Consolidated Operating Income Variance

The Company recorded an operating loss of $2 million in 2013, compared to an operating loss of $28 million in 2012. Lower overall pricing and shipments offset improvements in manufacturing costs ($30 million) and the weaker Canadian dollar ($40 million). Although pricing and volumes improved in wood products and market pulp, they were overshadowed by this year's market weakness in paper grades. Manufacturing costs improved because of the Company's asset optimization and mill restructuring initiatives and the effect of external power sales from new cogeneration facilities, offset in part by higher maintenance costs, higher fuel energy costs because of natural gas pricing and increased fiber costs. Overall shipment volumes rose compared to 2012, largely because of the acquisition of Fibrek Inc. in May of 2012. Closure costs, impairment and other related charges were $96 million lower due to the timing of asset optimization and mill restructuring initiatives. Selling, general and administrative expenses rose in the year ($17 million), largely because of credits recorded in 2012.

Wood Products

Compared to breakeven in the third quarter, operating income rose to $9 million in the fourth quarter.

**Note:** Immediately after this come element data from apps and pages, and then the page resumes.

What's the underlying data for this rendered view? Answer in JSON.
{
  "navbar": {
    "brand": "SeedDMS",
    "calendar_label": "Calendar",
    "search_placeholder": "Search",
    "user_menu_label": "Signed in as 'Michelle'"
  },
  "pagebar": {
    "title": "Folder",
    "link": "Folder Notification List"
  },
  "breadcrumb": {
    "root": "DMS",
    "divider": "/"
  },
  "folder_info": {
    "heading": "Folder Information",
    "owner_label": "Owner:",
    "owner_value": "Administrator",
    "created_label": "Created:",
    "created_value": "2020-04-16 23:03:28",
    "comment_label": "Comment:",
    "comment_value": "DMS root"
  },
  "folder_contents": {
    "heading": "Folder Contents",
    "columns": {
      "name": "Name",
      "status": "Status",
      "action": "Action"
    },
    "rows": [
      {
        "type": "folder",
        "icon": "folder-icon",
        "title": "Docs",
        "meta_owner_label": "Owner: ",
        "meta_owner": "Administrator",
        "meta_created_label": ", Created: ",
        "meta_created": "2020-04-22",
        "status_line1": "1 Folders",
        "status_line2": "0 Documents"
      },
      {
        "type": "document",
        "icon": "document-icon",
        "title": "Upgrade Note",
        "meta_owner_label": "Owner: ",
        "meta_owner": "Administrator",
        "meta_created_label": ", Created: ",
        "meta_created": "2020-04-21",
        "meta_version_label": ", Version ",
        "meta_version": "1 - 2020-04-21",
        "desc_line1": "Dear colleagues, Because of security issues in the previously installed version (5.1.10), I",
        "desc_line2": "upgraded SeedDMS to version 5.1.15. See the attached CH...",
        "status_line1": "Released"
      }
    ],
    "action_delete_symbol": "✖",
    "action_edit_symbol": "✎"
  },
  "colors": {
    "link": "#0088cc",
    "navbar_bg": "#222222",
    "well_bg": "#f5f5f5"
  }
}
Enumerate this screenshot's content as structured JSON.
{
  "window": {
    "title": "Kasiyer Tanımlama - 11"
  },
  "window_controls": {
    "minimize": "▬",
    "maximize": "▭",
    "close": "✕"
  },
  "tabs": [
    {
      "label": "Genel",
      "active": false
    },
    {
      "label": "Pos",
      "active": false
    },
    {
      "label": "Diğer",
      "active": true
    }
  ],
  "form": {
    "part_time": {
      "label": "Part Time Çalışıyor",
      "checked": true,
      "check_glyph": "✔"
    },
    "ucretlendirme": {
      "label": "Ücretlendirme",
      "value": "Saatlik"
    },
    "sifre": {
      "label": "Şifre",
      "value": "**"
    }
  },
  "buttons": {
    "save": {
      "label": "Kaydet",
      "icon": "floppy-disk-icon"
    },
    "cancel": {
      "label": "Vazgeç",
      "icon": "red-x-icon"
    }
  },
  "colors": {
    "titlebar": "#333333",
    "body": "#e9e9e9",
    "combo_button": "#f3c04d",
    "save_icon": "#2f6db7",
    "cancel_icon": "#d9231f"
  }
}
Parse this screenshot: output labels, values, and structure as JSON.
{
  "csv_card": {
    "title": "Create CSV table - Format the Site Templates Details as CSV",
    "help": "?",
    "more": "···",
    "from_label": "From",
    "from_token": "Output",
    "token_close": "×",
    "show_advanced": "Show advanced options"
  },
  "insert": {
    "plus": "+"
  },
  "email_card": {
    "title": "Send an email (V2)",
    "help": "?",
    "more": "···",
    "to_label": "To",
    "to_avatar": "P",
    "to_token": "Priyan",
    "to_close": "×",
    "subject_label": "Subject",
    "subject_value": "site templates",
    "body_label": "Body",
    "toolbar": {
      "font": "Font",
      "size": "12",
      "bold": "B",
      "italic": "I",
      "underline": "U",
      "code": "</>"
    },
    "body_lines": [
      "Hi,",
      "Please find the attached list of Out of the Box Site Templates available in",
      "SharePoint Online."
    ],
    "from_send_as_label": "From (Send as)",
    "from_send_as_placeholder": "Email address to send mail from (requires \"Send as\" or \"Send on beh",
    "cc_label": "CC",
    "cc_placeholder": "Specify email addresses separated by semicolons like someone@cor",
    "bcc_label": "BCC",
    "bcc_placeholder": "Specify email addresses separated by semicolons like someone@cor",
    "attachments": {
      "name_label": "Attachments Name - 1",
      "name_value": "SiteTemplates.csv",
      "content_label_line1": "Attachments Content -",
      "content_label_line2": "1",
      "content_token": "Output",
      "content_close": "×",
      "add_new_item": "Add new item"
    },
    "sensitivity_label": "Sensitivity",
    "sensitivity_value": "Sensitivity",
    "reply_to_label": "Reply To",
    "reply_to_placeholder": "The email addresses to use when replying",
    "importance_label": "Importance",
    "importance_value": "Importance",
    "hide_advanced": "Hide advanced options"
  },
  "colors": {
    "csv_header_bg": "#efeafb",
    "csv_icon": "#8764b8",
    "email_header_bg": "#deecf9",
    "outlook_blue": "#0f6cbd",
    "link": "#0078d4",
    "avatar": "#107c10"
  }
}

The average transaction price rose by 7%, or $26 per thousand board feet, but shipments slipped by 9% from the high levels recorded in the third quarter. The delivered cost remained stable, at $353 per thousand board feet. Finished goods inventory rose by 15% as a result of weaker demand in November.

Wood products generated operating income of $41 million in 2013, up $15 million from 2012. There was an 11% increase in average transaction price, or $37 per thousand board feet, and a 3% rise in shipments, both reflecting stronger market conditions as U.S. housing starts were 18% higher than 2012. The delivered cost increased by 8%, or $26 per thousand board feet, primarily because of log costs, due to higher stumpage fees and other costs associated with the comprehensive modification of the forest tenure system in the province of Québec, and lower internal wood chip selling prices.

Outlook

Mr. Garneau added: "Based on the positive momentum of U.S. housing starts, we expect lumber pricing and shipments to hold near fourth quarter levels. But costs will remain under pressure because of lower wood allocation and the additional burdens imposed on producers with the province of Québec's comprehensive modification of the forest tenure system. Generally speaking, seasonality has a strong influence on costs, and this winter looks to be a particularly difficult one, not just in terms of energy but also because of weather-related constraints in our distribution network in Canada and the U.S., in addition to production disruptions at mills facing unusually harsh regional weather conditions, such as in the U.S. southeast."